“Anyway, L’Hermitage, based in St. Petersberg and one of the world’s greatest museums, has had a small, temporary dependence in Amsterdam for a while. However, at a cost of some 40 million euro, the museum now has a new showcase, 10 times its previous size and in a refurbished 17th-century nursing home in the heart of Amsterdam’s historic center. Its 10,000 square meters make it the third-largest museum in the city, after the Rijksmuseum (also recently reopened after major refurbishment) and the Van Gogh Museum.
“Through January 2010, the new Hermitage is featuring an 1,800-piece exhibition demonstrating the opulence of the courts of Russia’s 19th-century tsars. It’s one of the largest exhibitions ever staged in Amsterdam. Plus, a bonus for Rembrandt lovers. I read that the deal with the Russians is that now even more Rembrandts will be on view in Amsterdam. More information here: www.hermitage.nl/en.”
“My son, his family, and I are considering southern Spain, but we do not know enough about the area to make a decision.

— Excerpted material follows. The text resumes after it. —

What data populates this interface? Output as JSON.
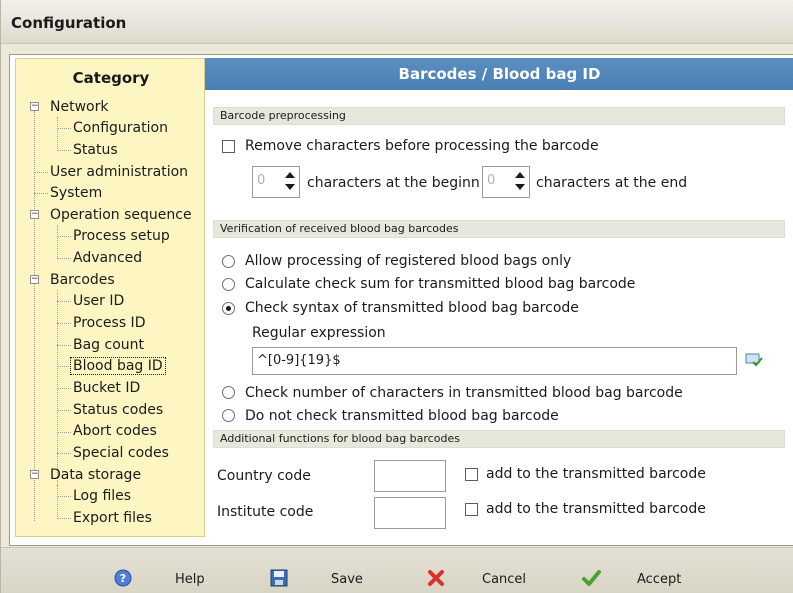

Any advice you could provide as to where best to consider would be greatly appreciated.”
— Judi H., United States
Euro-Correspondent Lucy Culpepper replies:
“I have driven the entire coast of Spain from the Spanish/French border where the Costa Brava starts all the way down to southern Spain. I’ve stayed in Javea and Denia. The area is pretty, but there are so many Germans that it feels as if you’re not in Spain. I like Germans but not when I want to be living among Spanish-speaking people!
“I don’t care for the Costa Blanca region. It’s hot and dry, the beaches are long and featureless, and the inland area is an important horticulture region with huge tracts of plastic ‘greenhouses.’ There are some interesting towns, including Elche. We had planned to stay in Elche but ended up driving through, as it just didn’t ‘grab’ us.
“Towns to avoid would be Alicante, Torrevieja, and Benidorm. These are the worst of the tourist traps. Sad to say that the British really did destroy what were pretty villages back in the 60s and 70s, with massive over-development.
“On the other hand, if your agenda is simply a home in the sun looking out at the sea, then you could probably find a great deal along this part of this country’s coast at the moment.
“So much depends on what you want from life and where you are coming from. I understand why someone from North Dakota might find a home in this area (now called the Costa Calida; the tourist industry has come up with new costa names), by the sea, lots of sunshine, golf all day, very attractive. Whereas someone from say North Carolina would probably loathe it.
“Last year, I exchanged e-mails with Mercers, a property agency that covers this region and the Costa de la Luz (www.spanishproperty.co.uk/index.php). If I were to buy property in Spain, this is where I would head, to the Costa de la Luz. The climate is less harsh, the towns smaller and prettier, the tourism less intense, and the coast greener and more rugged. But the property prices are not as low as on the Costa Calida.”
“I have been watching Sugar Loaf, too…for nearly four years, and it is at a standstill. So maybe if some real-world building takes place, you can boast about what great deals there are. I like Uruguay and just keep looking around. It seems to be a buyer’s market there right now.”
— T.J., United States
I fear you’re confused, dear reader. Friend and developer David James only bought the land for his Sugar Loaf project two years ago. In the two years since, Sugar Loaf has made great advances. David has an approved master plan for the community, full architectural plans, and building permits. The road is in, and seven houses are under construction.
I like Uruguay, too, and, as we reported earlier in the week, you’re right. It’s a buyer’s market. Time to go shopping.